#### INPUT FOR THIS TASK ####

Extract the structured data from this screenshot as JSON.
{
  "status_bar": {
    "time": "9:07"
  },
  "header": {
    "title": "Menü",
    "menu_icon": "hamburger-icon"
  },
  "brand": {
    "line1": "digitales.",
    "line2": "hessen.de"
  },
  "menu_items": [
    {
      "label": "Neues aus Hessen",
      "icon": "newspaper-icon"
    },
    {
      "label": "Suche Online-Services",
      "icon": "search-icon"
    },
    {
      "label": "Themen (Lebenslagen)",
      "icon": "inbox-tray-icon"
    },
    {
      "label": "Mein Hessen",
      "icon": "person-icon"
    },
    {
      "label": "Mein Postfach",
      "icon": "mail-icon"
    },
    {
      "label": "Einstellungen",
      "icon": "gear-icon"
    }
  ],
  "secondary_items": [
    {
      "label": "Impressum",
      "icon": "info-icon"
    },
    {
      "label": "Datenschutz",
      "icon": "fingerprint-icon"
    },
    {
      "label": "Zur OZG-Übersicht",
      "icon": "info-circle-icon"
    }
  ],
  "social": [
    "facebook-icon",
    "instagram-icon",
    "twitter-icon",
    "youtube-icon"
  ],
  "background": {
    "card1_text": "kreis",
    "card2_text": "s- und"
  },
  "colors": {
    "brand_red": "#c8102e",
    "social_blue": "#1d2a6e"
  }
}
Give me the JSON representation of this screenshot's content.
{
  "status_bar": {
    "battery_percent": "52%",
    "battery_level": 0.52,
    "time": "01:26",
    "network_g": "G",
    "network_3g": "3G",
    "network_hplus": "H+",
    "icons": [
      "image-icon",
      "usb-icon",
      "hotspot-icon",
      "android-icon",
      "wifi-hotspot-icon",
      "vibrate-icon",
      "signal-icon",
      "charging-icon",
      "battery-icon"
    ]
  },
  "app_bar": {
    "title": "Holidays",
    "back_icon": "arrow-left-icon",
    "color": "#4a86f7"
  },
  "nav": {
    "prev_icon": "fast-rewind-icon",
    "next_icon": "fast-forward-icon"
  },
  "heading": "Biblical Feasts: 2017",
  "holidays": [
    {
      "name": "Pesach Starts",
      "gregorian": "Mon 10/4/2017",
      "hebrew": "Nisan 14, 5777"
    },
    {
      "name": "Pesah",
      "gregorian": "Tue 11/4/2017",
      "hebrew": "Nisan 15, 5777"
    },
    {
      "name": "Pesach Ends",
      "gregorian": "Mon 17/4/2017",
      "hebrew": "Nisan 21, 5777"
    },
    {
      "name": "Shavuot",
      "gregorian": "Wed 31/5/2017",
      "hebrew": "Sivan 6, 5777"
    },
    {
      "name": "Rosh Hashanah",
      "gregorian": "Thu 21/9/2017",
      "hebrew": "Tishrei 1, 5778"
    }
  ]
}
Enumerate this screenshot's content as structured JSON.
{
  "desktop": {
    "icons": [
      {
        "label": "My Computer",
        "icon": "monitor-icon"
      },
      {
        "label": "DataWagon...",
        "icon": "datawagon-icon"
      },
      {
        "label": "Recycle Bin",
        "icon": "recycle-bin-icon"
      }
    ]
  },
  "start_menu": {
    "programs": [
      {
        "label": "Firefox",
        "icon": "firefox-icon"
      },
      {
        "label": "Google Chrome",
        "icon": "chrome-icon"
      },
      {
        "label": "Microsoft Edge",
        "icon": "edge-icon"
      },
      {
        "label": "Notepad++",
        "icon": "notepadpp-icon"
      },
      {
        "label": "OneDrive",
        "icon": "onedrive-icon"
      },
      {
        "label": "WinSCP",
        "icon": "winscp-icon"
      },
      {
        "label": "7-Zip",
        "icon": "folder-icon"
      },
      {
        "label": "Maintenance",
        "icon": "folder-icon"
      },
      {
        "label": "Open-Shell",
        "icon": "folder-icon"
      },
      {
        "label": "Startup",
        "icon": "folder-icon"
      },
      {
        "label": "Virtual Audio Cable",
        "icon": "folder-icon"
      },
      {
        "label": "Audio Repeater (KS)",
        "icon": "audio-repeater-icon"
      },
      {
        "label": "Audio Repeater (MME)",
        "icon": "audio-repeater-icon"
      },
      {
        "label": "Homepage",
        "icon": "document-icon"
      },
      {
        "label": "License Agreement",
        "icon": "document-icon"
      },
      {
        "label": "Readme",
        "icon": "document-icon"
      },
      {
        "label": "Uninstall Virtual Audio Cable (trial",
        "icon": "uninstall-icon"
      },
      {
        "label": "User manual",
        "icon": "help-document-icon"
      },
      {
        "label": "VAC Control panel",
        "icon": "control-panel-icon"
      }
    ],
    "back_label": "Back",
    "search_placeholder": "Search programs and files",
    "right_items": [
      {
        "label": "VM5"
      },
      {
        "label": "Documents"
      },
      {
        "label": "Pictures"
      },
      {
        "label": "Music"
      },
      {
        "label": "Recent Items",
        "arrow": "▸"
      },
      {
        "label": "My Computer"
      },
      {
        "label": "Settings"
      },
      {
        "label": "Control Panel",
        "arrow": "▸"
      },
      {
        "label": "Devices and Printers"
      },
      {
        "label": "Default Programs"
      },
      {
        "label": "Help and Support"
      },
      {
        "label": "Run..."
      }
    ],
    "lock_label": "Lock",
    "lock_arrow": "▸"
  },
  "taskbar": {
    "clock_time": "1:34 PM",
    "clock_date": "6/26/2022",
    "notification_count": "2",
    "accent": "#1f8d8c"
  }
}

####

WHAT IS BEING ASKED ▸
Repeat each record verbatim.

RESPONSE BOX ▸
Extract the structured data from this screenshot as JSON.
{
  "status_bar": {
    "time": "9:07"
  },
  "header": {
    "title": "Menü",
    "menu_icon": "hamburger-icon"
  },
  "brand": {
    "line1": "digitales.",
    "line2": "hessen.de"
  },
  "menu_items": [
    {
      "label": "Neues aus Hessen",
      "icon": "newspaper-icon"
    },
    {
      "label": "Suche Online-Services",
      "icon": "search-icon"
    },
    {
      "label": "Themen (Lebenslagen)",
      "icon": "inbox-tray-icon"
    },
    {
      "label": "Mein Hessen",
      "icon": "person-icon"
    },
    {
      "label": "Mein Postfach",
      "icon": "mail-icon"
    },
    {
      "label": "Einstellungen",
      "icon": "gear-icon"
    }
  ],
  "secondary_items": [
    {
      "label": "Impressum",
      "icon": "info-icon"
    },
    {
      "label": "Datenschutz",
      "icon": "fingerprint-icon"
    },
    {
      "label": "Zur OZG-Übersicht",
      "icon": "info-circle-icon"
    }
  ],
  "social": [
    "facebook-icon",
    "instagram-icon",
    "twitter-icon",
    "youtube-icon"
  ],
  "background": {
    "card1_text": "kreis",
    "card2_text": "s- und"
  },
  "colors": {
    "brand_red": "#c8102e",
    "social_blue": "#1d2a6e"
  }
}
Give me the JSON representation of this screenshot's content.
{
  "status_bar": {
    "battery_percent": "52%",
    "battery_level": 0.52,
    "time": "01:26",
    "network_g": "G",
    "network_3g": "3G",
    "network_hplus": "H+",
    "icons": [
      "image-icon",
      "usb-icon",
      "hotspot-icon",
      "android-icon",
      "wifi-hotspot-icon",
      "vibrate-icon",
      "signal-icon",
      "charging-icon",
      "battery-icon"
    ]
  },
  "app_bar": {
    "title": "Holidays",
    "back_icon": "arrow-left-icon",
    "color": "#4a86f7"
  },
  "nav": {
    "prev_icon": "fast-rewind-icon",
    "next_icon": "fast-forward-icon"
  },
  "heading": "Biblical Feasts: 2017",
  "holidays": [
    {
      "name": "Pesach Starts",
      "gregorian": "Mon 10/4/2017",
      "hebrew": "Nisan 14, 5777"
    },
    {
      "name": "Pesah",
      "gregorian": "Tue 11/4/2017",
      "hebrew": "Nisan 15, 5777"
    },
    {
      "name": "Pesach Ends",
      "gregorian": "Mon 17/4/2017",
      "hebrew": "Nisan 21, 5777"
    },
    {
      "name": "Shavuot",
      "gregorian": "Wed 31/5/2017",
      "hebrew": "Sivan 6, 5777"
    },
    {
      "name": "Rosh Hashanah",
      "gregorian": "Thu 21/9/2017",
      "hebrew": "Tishrei 1, 5778"
    }
  ]
}
Enumerate this screenshot's content as structured JSON.
{
  "desktop": {
    "icons": [
      {
        "label": "My Computer",
        "icon": "monitor-icon"
      },
      {
        "label": "DataWagon...",
        "icon": "datawagon-icon"
      },
      {
        "label": "Recycle Bin",
        "icon": "recycle-bin-icon"
      }
    ]
  },
  "start_menu": {
    "programs": [
      {
        "label": "Firefox",
        "icon": "firefox-icon"
      },
      {
        "label": "Google Chrome",
        "icon": "chrome-icon"
      },
      {
        "label": "Microsoft Edge",
        "icon": "edge-icon"
      },
      {
        "label": "Notepad++",
        "icon": "notepadpp-icon"
      },
      {
        "label": "OneDrive",
        "icon": "onedrive-icon"
      },
      {
        "label": "WinSCP",
        "icon": "winscp-icon"
      },
      {
        "label": "7-Zip",
        "icon": "folder-icon"
      },
      {
        "label": "Maintenance",
        "icon": "folder-icon"
      },
      {
        "label": "Open-Shell",
        "icon": "folder-icon"
      },
      {
        "label": "Startup",
        "icon": "folder-icon"
      },
      {
        "label": "Virtual Audio Cable",
        "icon": "folder-icon"
      },
      {
        "label": "Audio Repeater (KS)",
        "icon": "audio-repeater-icon"
      },
      {
        "label": "Audio Repeater (MME)",
        "icon": "audio-repeater-icon"
      },
      {
        "label": "Homepage",
        "icon": "document-icon"
      },
      {
        "label": "License Agreement",
        "icon": "document-icon"
      },
      {
        "label": "Readme",
        "icon": "document-icon"
      },
      {
        "label": "Uninstall Virtual Audio Cable (trial",
        "icon": "uninstall-icon"
      },
      {
        "label": "User manual",
        "icon": "help-document-icon"
      },
      {
        "label": "VAC Control panel",
        "icon": "control-panel-icon"
      }
    ],
    "back_label": "Back",
    "search_placeholder": "Search programs and files",
    "right_items": [
      {
        "label": "VM5"
      },
      {
        "label": "Documents"
      },
      {
        "label": "Pictures"
      },
      {
        "label": "Music"
      },
      {
        "label": "Recent Items",
        "arrow": "▸"
      },
      {
        "label": "My Computer"
      },
      {
        "label": "Settings"
      },
      {
        "label": "Control Panel",
        "arrow": "▸"
      },
      {
        "label": "Devices and Printers"
      },
      {
        "label": "Default Programs"
      },
      {
        "label": "Help and Support"
      },
      {
        "label": "Run..."
      }
    ],
    "lock_label": "Lock",
    "lock_arrow": "▸"
  },
  "taskbar": {
    "clock_time": "1:34 PM",
    "clock_date": "6/26/2022",
    "notification_count": "2",
    "accent": "#1f8d8c"
  }
}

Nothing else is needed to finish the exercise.